====== DATASET EXCERPTS ======

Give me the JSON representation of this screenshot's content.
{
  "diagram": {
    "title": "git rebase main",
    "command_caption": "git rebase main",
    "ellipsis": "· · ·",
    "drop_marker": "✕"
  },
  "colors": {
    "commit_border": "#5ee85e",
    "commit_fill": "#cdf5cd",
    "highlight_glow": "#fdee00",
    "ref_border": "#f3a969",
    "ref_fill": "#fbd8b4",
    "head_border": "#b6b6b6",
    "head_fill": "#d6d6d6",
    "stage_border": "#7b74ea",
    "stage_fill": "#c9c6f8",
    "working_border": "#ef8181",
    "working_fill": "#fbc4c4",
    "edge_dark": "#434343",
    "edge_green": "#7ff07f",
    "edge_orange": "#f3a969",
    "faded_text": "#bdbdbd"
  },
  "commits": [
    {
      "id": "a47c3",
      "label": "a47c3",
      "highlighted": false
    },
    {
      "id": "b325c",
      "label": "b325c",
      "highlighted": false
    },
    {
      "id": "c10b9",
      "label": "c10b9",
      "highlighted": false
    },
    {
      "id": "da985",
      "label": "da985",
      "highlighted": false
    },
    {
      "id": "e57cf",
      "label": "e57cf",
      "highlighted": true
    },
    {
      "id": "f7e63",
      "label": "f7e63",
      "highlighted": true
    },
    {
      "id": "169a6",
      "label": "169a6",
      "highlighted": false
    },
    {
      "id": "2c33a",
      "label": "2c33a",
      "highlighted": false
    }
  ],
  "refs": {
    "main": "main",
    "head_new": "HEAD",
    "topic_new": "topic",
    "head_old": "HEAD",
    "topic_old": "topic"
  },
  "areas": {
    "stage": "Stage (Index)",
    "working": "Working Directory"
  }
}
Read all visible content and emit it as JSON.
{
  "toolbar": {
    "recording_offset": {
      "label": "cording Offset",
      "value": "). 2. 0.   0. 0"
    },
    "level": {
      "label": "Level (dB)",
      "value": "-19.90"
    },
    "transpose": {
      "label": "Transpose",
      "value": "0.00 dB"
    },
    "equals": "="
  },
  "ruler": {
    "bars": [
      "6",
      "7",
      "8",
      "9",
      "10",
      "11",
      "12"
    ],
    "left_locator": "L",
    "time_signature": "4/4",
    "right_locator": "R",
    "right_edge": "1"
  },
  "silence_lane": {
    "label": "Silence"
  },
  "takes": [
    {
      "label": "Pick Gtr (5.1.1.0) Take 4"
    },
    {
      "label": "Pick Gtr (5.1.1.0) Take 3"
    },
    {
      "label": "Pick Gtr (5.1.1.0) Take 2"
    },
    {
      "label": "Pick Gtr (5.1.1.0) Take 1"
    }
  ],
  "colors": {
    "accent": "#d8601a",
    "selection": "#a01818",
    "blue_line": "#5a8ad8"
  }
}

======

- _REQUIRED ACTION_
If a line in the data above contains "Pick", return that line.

- _WORKED SOLUTION_
      "label": "Pick Gtr (5.1.1.0) Take 4"
      "label": "Pick Gtr (5.1.1.0) Take 3"
      "label": "Pick Gtr (5.1.1.0) Take 2"
      "label": "Pick Gtr (5.1.1.0) Take 1"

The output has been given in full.